Even more sedate than patting elks, however, is the accommodation the centre offers. You can choose between a converted barn, a cottage or one of three lakeside campsites. We were booked in to one of the campsites, which are characterised by their teepee tents (lappkåta), much like the ones used by the Sami, an indigenous, semi-nomadic people who live further north throughout the Nordic countries.
Upon arriving and realising we had an entire campsite to ourselves – three teepees in total, a communal one and two for sleeping – we felt rather spoilt, and even more so when Pontus informed us he would be cooking us a three course meal on the wood-fired BBQ. While he disappeared to prepare, we had a nose around and it was, frankly, a little too good to be true. Inside, the conical sleeping tents were ringed with reindeer skins laid upon springy bundles of pine branches. In the centre, on the dirt floor, a campfire. Back to basics. The communal tent was larger and filled with wooden benches and more reindeer skins. The site looked over a beautiful lake which, apart from a team of ducks leisurely paddling from one side to another, was completely empty, creating an enchanting feeling of total isolation. I thought of my home, buried in the bleak sprawl that is outer London, and it became scarcely conceivable.
Pontus, it turned out, was a fine chef, and we dined on wild mushroom soup (picked locally, of course) and a succulent, trout-like fish (caught from the lake, of course). He spoke about the conflict he faced, about how strong the temptation was to expand Dalsland Aktiviteter in a business sense, but the fear that if it suddenly became jam-packed with tourists, it could lose that touch of the wilderness that gives it its very character. He also told us about a time he stalked a bear, but that’s another story for another day.
Before he left us for the evening, he showed us how to work the hot tub. (Oh, did I not mention we had our own hot tub, overlooking the lake?) Forget images of frothing Jacuzzis – this was, like everything else in the camp, powered by nature.
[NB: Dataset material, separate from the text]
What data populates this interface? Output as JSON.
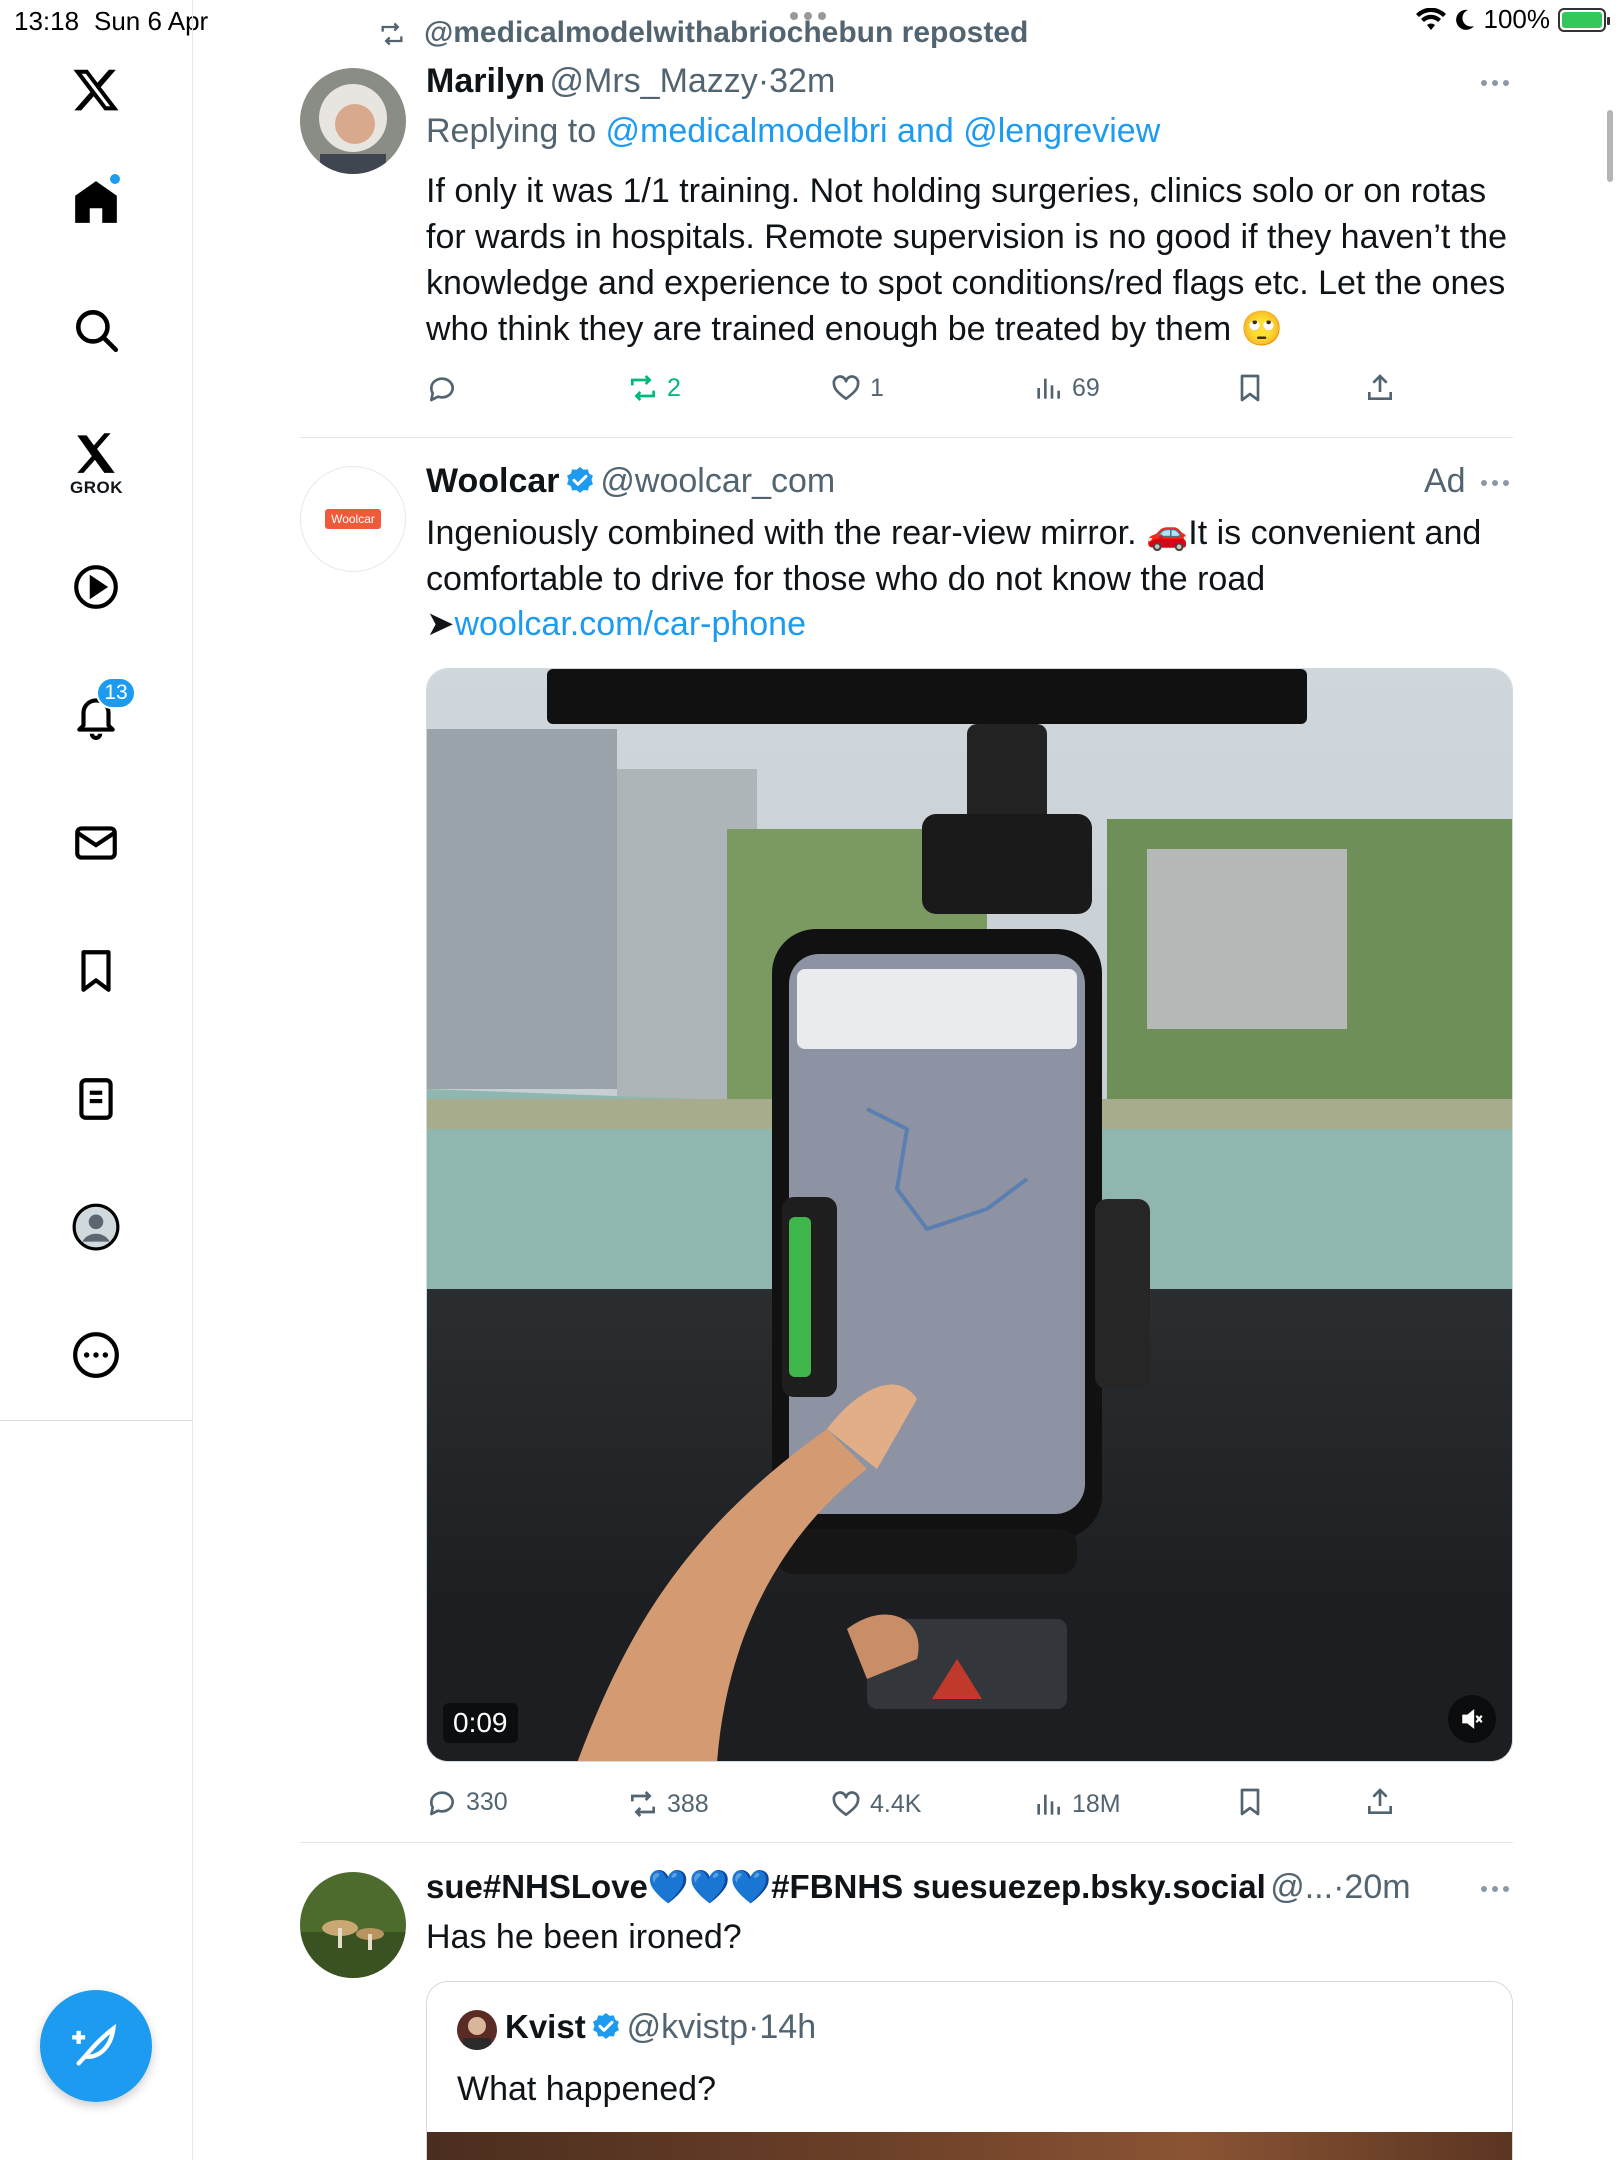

The water was heated by a wood fire in a metal contraption that sat at the back, like a giant radiator.
We soaked in silence, trying to comprehend the epic weekend we had just experienced. After an age, Andy spoke up.
“Same again next year?”
By Will Jones, My Destination